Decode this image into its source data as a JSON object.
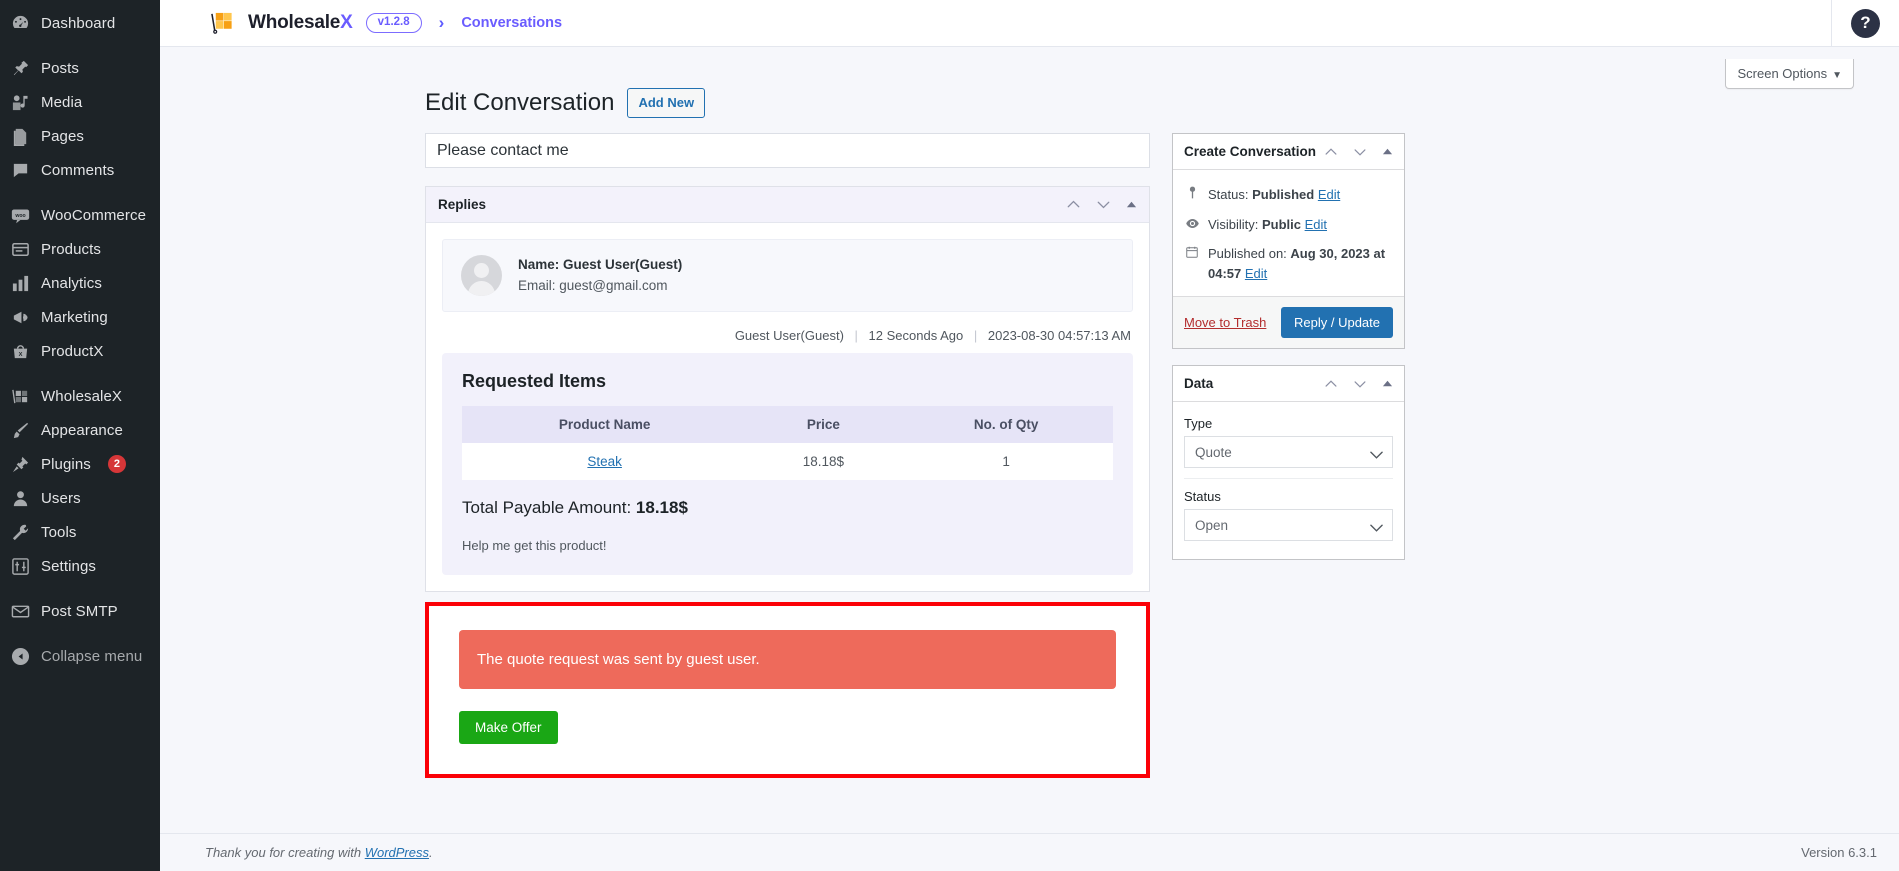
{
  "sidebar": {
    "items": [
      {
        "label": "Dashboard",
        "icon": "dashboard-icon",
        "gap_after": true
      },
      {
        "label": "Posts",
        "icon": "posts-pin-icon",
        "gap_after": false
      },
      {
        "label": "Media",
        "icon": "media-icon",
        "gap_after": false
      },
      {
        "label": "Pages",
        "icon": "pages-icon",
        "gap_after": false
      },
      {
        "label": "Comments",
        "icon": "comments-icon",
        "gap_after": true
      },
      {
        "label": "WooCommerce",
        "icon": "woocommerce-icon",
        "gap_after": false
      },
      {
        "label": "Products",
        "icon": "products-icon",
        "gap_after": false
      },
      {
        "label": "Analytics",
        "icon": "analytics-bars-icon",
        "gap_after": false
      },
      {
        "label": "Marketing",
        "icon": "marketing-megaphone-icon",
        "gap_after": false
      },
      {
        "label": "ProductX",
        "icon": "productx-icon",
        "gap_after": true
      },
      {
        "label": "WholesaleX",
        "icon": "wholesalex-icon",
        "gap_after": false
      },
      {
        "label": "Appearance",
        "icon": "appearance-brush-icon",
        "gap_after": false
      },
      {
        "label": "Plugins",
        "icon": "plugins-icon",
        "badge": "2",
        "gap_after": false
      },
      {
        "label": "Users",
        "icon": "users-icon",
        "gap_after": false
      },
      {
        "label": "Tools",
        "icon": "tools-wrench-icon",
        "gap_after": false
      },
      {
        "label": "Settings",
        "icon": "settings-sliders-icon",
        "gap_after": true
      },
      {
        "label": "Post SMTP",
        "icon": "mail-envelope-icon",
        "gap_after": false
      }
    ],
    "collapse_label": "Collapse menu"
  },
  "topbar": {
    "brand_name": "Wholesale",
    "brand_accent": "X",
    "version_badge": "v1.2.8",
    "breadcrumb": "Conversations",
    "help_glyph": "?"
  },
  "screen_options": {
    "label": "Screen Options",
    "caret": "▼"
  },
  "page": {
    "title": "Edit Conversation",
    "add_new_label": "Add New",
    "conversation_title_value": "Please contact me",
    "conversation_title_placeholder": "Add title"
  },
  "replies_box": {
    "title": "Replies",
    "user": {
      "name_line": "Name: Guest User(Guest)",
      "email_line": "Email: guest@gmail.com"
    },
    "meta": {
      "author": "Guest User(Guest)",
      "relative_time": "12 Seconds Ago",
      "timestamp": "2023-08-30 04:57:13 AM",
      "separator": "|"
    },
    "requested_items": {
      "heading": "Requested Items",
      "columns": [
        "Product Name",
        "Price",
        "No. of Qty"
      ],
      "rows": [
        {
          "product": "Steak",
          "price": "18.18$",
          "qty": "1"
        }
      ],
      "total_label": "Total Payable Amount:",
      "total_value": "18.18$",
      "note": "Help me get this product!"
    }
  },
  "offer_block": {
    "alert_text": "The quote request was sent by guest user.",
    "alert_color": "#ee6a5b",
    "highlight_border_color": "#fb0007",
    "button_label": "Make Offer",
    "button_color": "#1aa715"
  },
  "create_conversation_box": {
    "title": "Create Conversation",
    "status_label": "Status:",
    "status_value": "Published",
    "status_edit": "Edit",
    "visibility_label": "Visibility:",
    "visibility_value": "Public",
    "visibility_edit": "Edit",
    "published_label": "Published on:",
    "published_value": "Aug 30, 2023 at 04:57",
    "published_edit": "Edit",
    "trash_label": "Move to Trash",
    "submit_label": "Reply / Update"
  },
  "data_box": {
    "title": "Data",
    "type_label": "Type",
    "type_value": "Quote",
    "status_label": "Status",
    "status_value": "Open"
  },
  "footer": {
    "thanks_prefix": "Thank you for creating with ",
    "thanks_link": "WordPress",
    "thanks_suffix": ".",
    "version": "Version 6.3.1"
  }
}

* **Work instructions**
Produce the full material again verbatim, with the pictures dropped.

* **Finished task**
Decode this image into its source data as a JSON object.
{
  "sidebar": {
    "items": [
      {
        "label": "Dashboard",
        "icon": "dashboard-icon",
        "gap_after": true
      },
      {
        "label": "Posts",
        "icon": "posts-pin-icon",
        "gap_after": false
      },
      {
        "label": "Media",
        "icon": "media-icon",
        "gap_after": false
      },
      {
        "label": "Pages",
        "icon": "pages-icon",
        "gap_after": false
      },
      {
        "label": "Comments",
        "icon": "comments-icon",
        "gap_after": true
      },
      {
        "label": "WooCommerce",
        "icon": "woocommerce-icon",
        "gap_after": false
      },
      {
        "label": "Products",
        "icon": "products-icon",
        "gap_after": false
      },
      {
        "label": "Analytics",
        "icon": "analytics-bars-icon",
        "gap_after": false
      },
      {
        "label": "Marketing",
        "icon": "marketing-megaphone-icon",
        "gap_after": false
      },
      {
        "label": "ProductX",
        "icon": "productx-icon",
        "gap_after": true
      },
      {
        "label": "WholesaleX",
        "icon": "wholesalex-icon",
        "gap_after": false
      },
      {
        "label": "Appearance",
        "icon": "appearance-brush-icon",
        "gap_after": false
      },
      {
        "label": "Plugins",
        "icon": "plugins-icon",
        "badge": "2",
        "gap_after": false
      },
      {
        "label": "Users",
        "icon": "users-icon",
        "gap_after": false
      },
      {
        "label": "Tools",
        "icon": "tools-wrench-icon",
        "gap_after": false
      },
      {
        "label": "Settings",
        "icon": "settings-sliders-icon",
        "gap_after": true
      },
      {
        "label": "Post SMTP",
        "icon": "mail-envelope-icon",
        "gap_after": false
      }
    ],
    "collapse_label": "Collapse menu"
  },
  "topbar": {
    "brand_name": "Wholesale",
    "brand_accent": "X",
    "version_badge": "v1.2.8",
    "breadcrumb": "Conversations",
    "help_glyph": "?"
  },
  "screen_options": {
    "label": "Screen Options",
    "caret": "▼"
  },
  "page": {
    "title": "Edit Conversation",
    "add_new_label": "Add New",
    "conversation_title_value": "Please contact me",
    "conversation_title_placeholder": "Add title"
  },
  "replies_box": {
    "title": "Replies",
    "user": {
      "name_line": "Name: Guest User(Guest)",
      "email_line": "Email: guest@gmail.com"
    },
    "meta": {
      "author": "Guest User(Guest)",
      "relative_time": "12 Seconds Ago",
      "timestamp": "2023-08-30 04:57:13 AM",
      "separator": "|"
    },
    "requested_items": {
      "heading": "Requested Items",
      "columns": [
        "Product Name",
        "Price",
        "No. of Qty"
      ],
      "rows": [
        {
          "product": "Steak",
          "price": "18.18$",
          "qty": "1"
        }
      ],
      "total_label": "Total Payable Amount:",
      "total_value": "18.18$",
      "note": "Help me get this product!"
    }
  },
  "offer_block": {
    "alert_text": "The quote request was sent by guest user.",
    "alert_color": "#ee6a5b",
    "highlight_border_color": "#fb0007",
    "button_label": "Make Offer",
    "button_color": "#1aa715"
  },
  "create_conversation_box": {
    "title": "Create Conversation",
    "status_label": "Status:",
    "status_value": "Published",
    "status_edit": "Edit",
    "visibility_label": "Visibility:",
    "visibility_value": "Public",
    "visibility_edit": "Edit",
    "published_label": "Published on:",
    "published_value": "Aug 30, 2023 at 04:57",
    "published_edit": "Edit",
    "trash_label": "Move to Trash",
    "submit_label": "Reply / Update"
  },
  "data_box": {
    "title": "Data",
    "type_label": "Type",
    "type_value": "Quote",
    "status_label": "Status",
    "status_value": "Open"
  },
  "footer": {
    "thanks_prefix": "Thank you for creating with ",
    "thanks_link": "WordPress",
    "thanks_suffix": ".",
    "version": "Version 6.3.1"
  }
}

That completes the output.